Sounds just like that scene in the movie Tucker, where they are struggling to get the car ready for its big reveal, even if the car didn’t have reverse. In the end, it wasn’t the lack of reverse that was the big problem plaguing the VCT Pro, but rather one of weight.
“From the beginning, we felt it was just too heavy for what you expect it to be when you see it. Then, of course, we compared it to the closest competitive product, as people might be holding both and notice ours being significantly heavier and then not buy it, even though the features are superior—like the gel pad, rod positioning, and adjustment range. So, based on those things, we came up with 1,000 grams and redesigned to meet that.”
Companies tend to develop a visual style and, once established, it becomes a huge undertaking to change. Those of you who have worked with a corporate client will understand just how exacting companies are about their image; the typeface is a very specific one, the color for the logo must be exactly the right value, and there is no such thing as “close enough.” These things are fought over long and hard, so making changes is a big deal. The same can be said about Zacuto and its design aesthetic. The materials and manufacturing process are well established and specific. It is all part of the Zacuto brand identity, and deviating from that would be a major upheaval. So, in the end, Zacuto was faced with a radical choice in trying to deal with the weight.
“We experimented with making the body out of magnesium to lighten the unit. We were very close to deciding that magnesium was the way to go, but because magnesium could not be anodized, it would have drastically changed the appearance of our brand.”

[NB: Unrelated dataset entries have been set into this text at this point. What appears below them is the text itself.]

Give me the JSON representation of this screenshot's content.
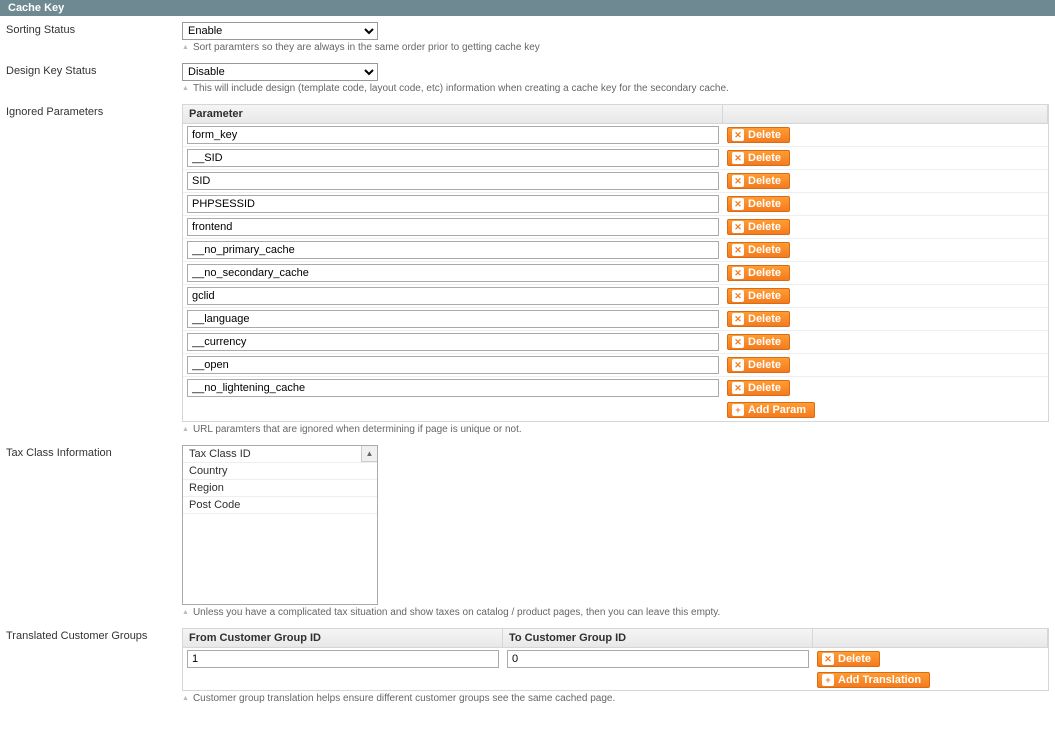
{
  "header": {
    "title": "Cache Key"
  },
  "sorting_status": {
    "label": "Sorting Status",
    "value": "Enable",
    "hint": "Sort paramters so they are always in the same order prior to getting cache key"
  },
  "design_key_status": {
    "label": "Design Key Status",
    "value": "Disable",
    "hint": "This will include design (template code, layout code, etc) information when creating a cache key for the secondary cache."
  },
  "ignored_params": {
    "label": "Ignored Parameters",
    "header": "Parameter",
    "items": [
      "form_key",
      "__SID",
      "SID",
      "PHPSESSID",
      "frontend",
      "__no_primary_cache",
      "__no_secondary_cache",
      "gclid",
      "__language",
      "__currency",
      "__open",
      "__no_lightening_cache"
    ],
    "delete_label": "Delete",
    "add_label": "Add Param",
    "hint": "URL paramters that are ignored when determining if page is unique or not."
  },
  "tax_class": {
    "label": "Tax Class Information",
    "options": [
      "Tax Class ID",
      "Country",
      "Region",
      "Post Code"
    ],
    "hint": "Unless you have a complicated tax situation and show taxes on catalog / product pages, then you can leave this empty."
  },
  "translated_groups": {
    "label": "Translated Customer Groups",
    "from_header": "From Customer Group ID",
    "to_header": "To Customer Group ID",
    "rows": [
      {
        "from": "1",
        "to": "0"
      }
    ],
    "delete_label": "Delete",
    "add_label": "Add Translation",
    "hint": "Customer group translation helps ensure different customer groups see the same cached page."
  }
}
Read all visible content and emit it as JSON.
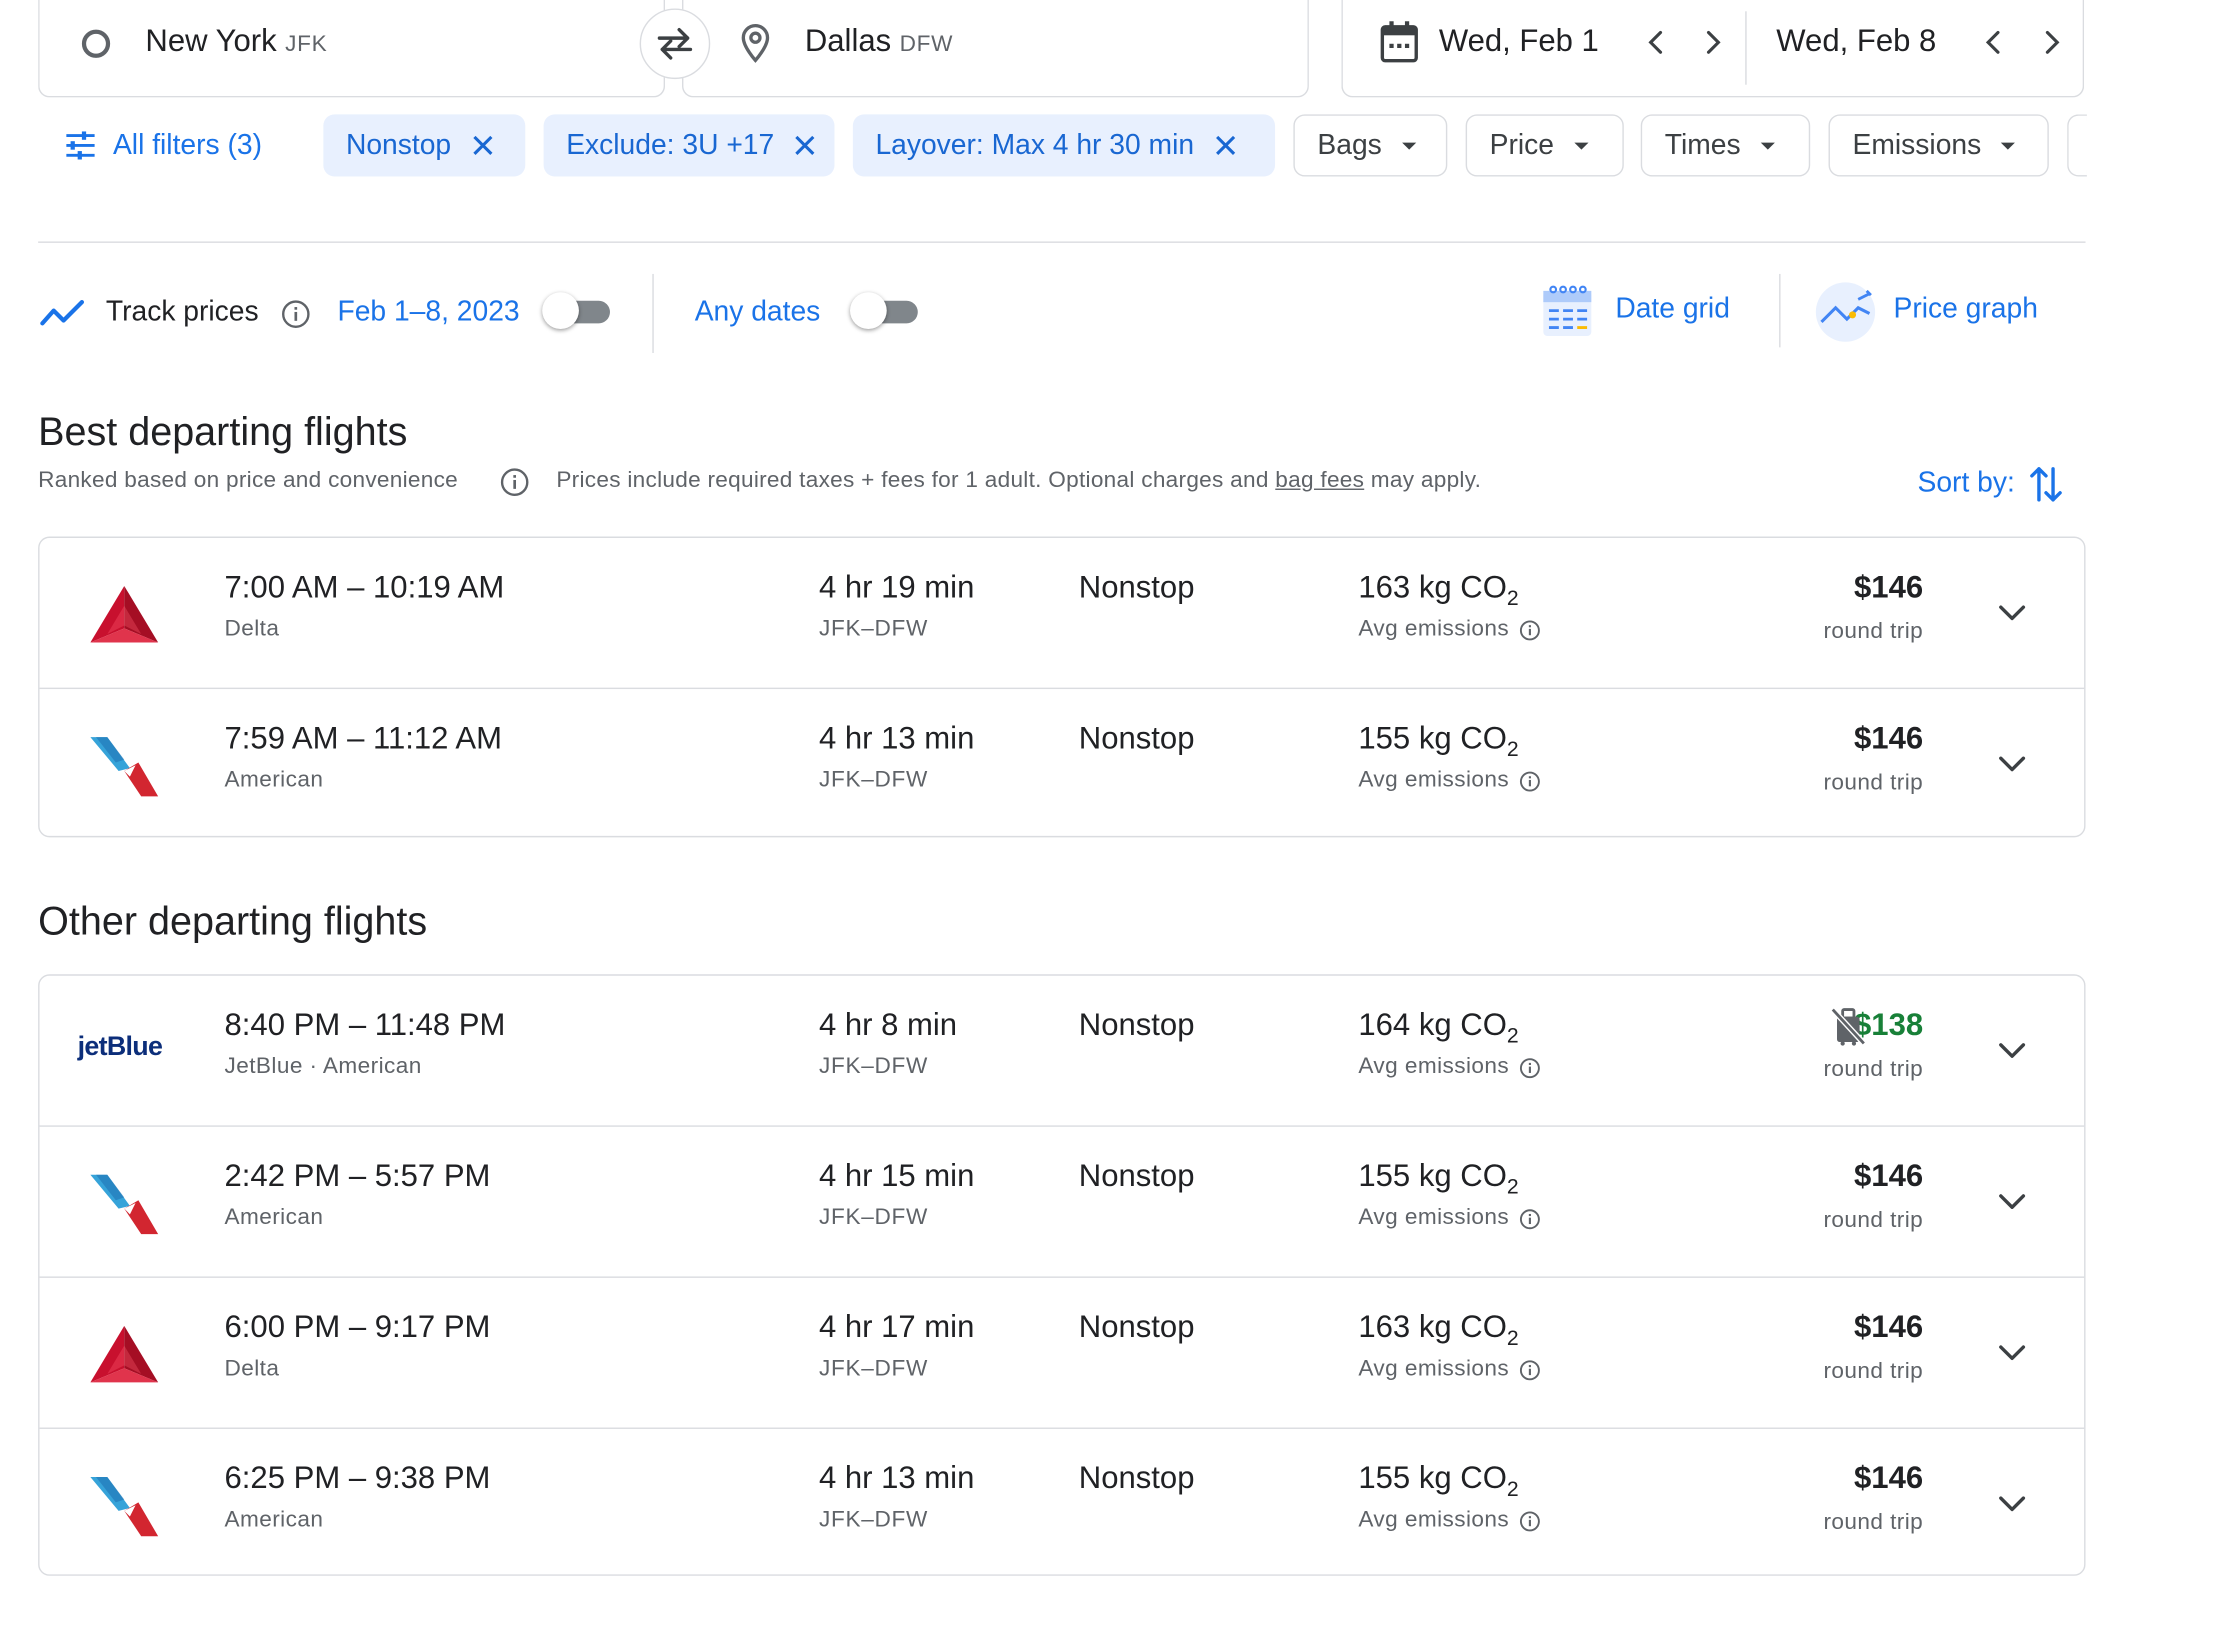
{
  "search": {
    "origin": "New York",
    "origin_code": "JFK",
    "destination": "Dallas",
    "destination_code": "DFW",
    "depart_date": "Wed, Feb 1",
    "return_date": "Wed, Feb 8"
  },
  "filters": {
    "all_filters": "All filters (3)",
    "active": [
      "Nonstop",
      "Exclude: 3U +17",
      "Layover: Max 4 hr 30 min"
    ],
    "dropdowns": [
      "Bags",
      "Price",
      "Times",
      "Emissions"
    ]
  },
  "tracking": {
    "track_label": "Track prices",
    "date_range": "Feb 1–8, 2023",
    "any_dates": "Any dates",
    "date_grid": "Date grid",
    "price_graph": "Price graph"
  },
  "best": {
    "title": "Best departing flights",
    "ranked": "Ranked based on price and convenience",
    "note_prefix": "Prices include required taxes + fees for 1 adult. Optional charges and",
    "note_link": "bag fees",
    "note_suffix": "may apply.",
    "sort_by": "Sort by:"
  },
  "other": {
    "title": "Other departing flights"
  },
  "labels": {
    "emission_unit": "kg CO",
    "emission_sub": "2",
    "avg_emissions": "Avg emissions",
    "round_trip": "round trip",
    "jetblue_logo": "jetBlue"
  },
  "flights_best": [
    {
      "airline_logo": "delta",
      "times": "7:00 AM – 10:19 AM",
      "airline": "Delta",
      "duration": "4 hr 19 min",
      "route": "JFK–DFW",
      "stops": "Nonstop",
      "emissions": "163",
      "price": "$146"
    },
    {
      "airline_logo": "american",
      "times": "7:59 AM – 11:12 AM",
      "airline": "American",
      "duration": "4 hr 13 min",
      "route": "JFK–DFW",
      "stops": "Nonstop",
      "emissions": "155",
      "price": "$146"
    }
  ],
  "flights_other": [
    {
      "airline_logo": "jetblue",
      "times": "8:40 PM – 11:48 PM",
      "airline": "JetBlue · American",
      "duration": "4 hr 8 min",
      "route": "JFK–DFW",
      "stops": "Nonstop",
      "emissions": "164",
      "price": "$138",
      "price_color": "#188038",
      "no_bag_icon": true
    },
    {
      "airline_logo": "american",
      "times": "2:42 PM – 5:57 PM",
      "airline": "American",
      "duration": "4 hr 15 min",
      "route": "JFK–DFW",
      "stops": "Nonstop",
      "emissions": "155",
      "price": "$146"
    },
    {
      "airline_logo": "delta",
      "times": "6:00 PM – 9:17 PM",
      "airline": "Delta",
      "duration": "4 hr 17 min",
      "route": "JFK–DFW",
      "stops": "Nonstop",
      "emissions": "163",
      "price": "$146"
    },
    {
      "airline_logo": "american",
      "times": "6:25 PM – 9:38 PM",
      "airline": "American",
      "duration": "4 hr 13 min",
      "route": "JFK–DFW",
      "stops": "Nonstop",
      "emissions": "155",
      "price": "$146"
    }
  ],
  "colors": {
    "accent": "#1a73e8",
    "chip_bg": "#e8f0fe",
    "chip_text": "#1967d2",
    "delta_red": "#c8102e",
    "american_blue": "#36a3d9",
    "jetblue_navy": "#0c2e7a"
  }
}
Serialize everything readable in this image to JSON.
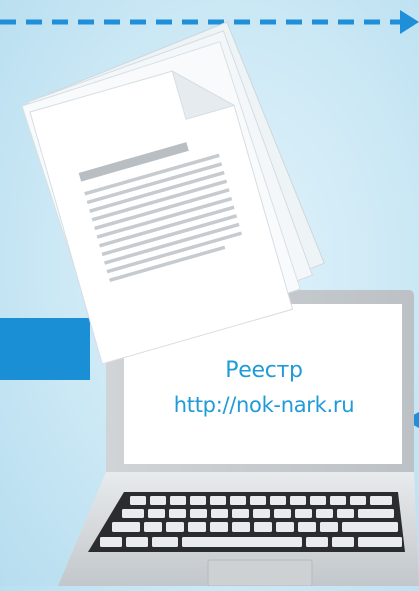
{
  "illustration": {
    "colors": {
      "background": "#cbe8f5",
      "accent_blue": "#1a8fd6",
      "dashed_line": "#1e8fd8",
      "laptop_body": "#d4d8db",
      "screen": "#ffffff",
      "text_blue": "#1f9bd8"
    },
    "icons": [
      "dashed-arrow-icon",
      "document-stack-icon",
      "laptop-icon",
      "small-arrow-icon"
    ],
    "screen": {
      "title": "Реестр",
      "url": "http://nok-nark.ru"
    }
  }
}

Just how big a decision was this? With most products, Zacuto claims it takes one cycle of trade shows to get the product right. Creating the VCT Pro took several cycles just to get to this point, so there was some pressure to get the VCT Pro finished. Going with powder-coated magnesium, as opposed to anodized aluminum, would get the VCT Pro to market quicker and there were already customers waiting for it. However, cast magnesium is a completely different production process than that to which Zacuto was accustomed, and changing the brand identity for this one item could make it seem more like an unwanted child and not the prized item it is. For the VCT Pro, its success could very well hinge on this decision. After a lot of back and forth among the design team as to whether to make it from aluminum or magnesium without redesigning or taking a huge deviation from the Zacuto aesthetic and brand, Zacuto decided to invest in a redesign and go with machined aluminum, despite the attendant delay.
The resulting VCT Pro was released on October 3, 2016, after more than two and a half years of work and a total of ten metal prototypes. In the end, sticking with the machined aluminum approach resulted in significant changes and improvements in the final design, proving the old filmmaking adage that “limitation breeds creativity.”
Check out the carousel below to follow the development of the VCT Pro.